share|improve this answer
I've just tested it, but it doesn't work: new SimpleDateFormat("EEE, d MMM yyyy HH:mm:ss z").parse("Wed, 4 Jul 2001 12:08:56 -07:00") – sfussenegger Oct 12 '09 at 14:27
What happens if (say) you have GMT-07:00 (I appreciate that's not what you currently have) – Brian Agnew Oct 12 '09 at 14:32
Yes, it works after prepending GMT to the timezone ("Wed, 4 Jul 2001 12:08:56 GMT-07:00"). But given the format from the question, this (using 'z' instead of 'Z' in format string) still isn't a viable way to parse those dates. – sfussenegger Oct 12 '09 at 14:38
Yes. Agreed. You may want to check out Joda (for this and other time/date issues) – Brian Agnew Oct 12 '09 at 14:55

It is still rough around the edges, but should work:

share|improve this answer

I think it should use the replaceAll method of the String for regular expression.

String dateAndTime = ...
String preprocessed = dateAndTime.replaceAll("(GMT)([+-])(\\d\\d):(\\d\\d)", "$2$3$4");
share|improve this answer

Your Answer


By posting your answer, you agree to the privacy policy and terms of service.

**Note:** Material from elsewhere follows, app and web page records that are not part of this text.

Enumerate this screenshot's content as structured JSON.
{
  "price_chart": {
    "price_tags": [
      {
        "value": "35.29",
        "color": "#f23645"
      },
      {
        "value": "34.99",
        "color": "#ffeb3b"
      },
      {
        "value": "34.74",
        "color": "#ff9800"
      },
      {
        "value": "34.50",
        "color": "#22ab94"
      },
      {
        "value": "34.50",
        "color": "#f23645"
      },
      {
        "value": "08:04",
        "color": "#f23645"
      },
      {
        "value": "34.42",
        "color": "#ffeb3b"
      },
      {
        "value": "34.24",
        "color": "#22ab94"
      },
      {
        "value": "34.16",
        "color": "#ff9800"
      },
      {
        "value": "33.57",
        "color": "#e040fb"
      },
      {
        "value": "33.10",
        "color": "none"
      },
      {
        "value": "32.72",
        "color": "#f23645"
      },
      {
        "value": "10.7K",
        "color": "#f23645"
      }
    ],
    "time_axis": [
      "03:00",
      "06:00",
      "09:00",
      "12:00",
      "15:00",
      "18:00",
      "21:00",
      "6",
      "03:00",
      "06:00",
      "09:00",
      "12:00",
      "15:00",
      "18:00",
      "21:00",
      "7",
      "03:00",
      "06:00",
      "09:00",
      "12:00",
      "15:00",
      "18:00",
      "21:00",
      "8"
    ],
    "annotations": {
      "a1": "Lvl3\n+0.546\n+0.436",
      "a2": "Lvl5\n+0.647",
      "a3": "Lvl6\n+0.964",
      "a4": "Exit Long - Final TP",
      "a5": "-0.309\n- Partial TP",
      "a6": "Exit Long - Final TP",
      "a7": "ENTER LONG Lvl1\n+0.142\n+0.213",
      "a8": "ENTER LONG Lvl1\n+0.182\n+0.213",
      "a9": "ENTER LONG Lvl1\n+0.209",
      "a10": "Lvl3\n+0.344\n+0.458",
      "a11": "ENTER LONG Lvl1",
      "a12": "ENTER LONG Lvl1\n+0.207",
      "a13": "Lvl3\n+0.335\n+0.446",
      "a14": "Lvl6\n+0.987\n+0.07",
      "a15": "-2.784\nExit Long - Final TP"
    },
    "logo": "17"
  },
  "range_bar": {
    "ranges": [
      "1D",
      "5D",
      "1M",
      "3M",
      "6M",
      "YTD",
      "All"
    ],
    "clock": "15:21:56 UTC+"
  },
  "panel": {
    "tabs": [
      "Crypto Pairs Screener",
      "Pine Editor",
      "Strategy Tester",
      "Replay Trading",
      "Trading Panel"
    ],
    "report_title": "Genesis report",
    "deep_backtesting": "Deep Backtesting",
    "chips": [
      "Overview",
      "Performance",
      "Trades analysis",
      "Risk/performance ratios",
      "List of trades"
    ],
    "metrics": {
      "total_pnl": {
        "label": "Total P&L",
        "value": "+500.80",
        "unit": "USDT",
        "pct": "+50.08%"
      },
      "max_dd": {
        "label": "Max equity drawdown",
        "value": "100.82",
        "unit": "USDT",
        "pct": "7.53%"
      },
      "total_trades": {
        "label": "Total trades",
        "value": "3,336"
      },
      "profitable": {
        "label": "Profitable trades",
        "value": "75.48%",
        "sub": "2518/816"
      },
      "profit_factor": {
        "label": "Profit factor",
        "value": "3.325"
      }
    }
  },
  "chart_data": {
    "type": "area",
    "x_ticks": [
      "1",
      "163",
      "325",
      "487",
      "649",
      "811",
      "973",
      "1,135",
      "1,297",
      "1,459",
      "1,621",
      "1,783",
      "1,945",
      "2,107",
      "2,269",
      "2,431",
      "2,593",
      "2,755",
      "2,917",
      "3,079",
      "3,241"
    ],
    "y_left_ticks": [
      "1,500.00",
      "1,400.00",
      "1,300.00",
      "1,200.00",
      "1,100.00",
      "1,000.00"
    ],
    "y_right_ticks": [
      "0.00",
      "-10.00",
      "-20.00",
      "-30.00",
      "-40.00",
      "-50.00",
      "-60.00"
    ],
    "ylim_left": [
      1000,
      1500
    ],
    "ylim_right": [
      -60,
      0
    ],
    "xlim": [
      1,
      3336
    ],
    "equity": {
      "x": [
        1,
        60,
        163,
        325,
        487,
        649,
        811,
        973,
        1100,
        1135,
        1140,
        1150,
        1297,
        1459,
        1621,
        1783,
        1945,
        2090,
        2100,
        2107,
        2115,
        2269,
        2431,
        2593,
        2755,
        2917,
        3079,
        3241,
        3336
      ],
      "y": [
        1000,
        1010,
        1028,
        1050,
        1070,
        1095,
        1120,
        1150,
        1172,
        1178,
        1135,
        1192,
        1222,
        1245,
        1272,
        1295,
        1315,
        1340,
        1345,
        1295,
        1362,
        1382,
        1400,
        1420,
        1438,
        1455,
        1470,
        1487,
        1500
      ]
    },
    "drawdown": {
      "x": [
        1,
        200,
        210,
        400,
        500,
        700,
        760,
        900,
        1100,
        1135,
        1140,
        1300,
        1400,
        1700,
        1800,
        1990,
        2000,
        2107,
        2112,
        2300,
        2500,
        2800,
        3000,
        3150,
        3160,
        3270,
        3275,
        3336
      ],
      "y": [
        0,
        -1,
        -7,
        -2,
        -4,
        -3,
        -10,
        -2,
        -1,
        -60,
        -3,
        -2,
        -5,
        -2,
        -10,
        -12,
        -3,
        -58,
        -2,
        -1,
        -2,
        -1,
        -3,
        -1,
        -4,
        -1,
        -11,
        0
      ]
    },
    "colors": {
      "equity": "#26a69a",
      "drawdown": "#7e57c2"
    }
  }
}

Not the answer you're looking for? Browse other questions tagged or ask your own question.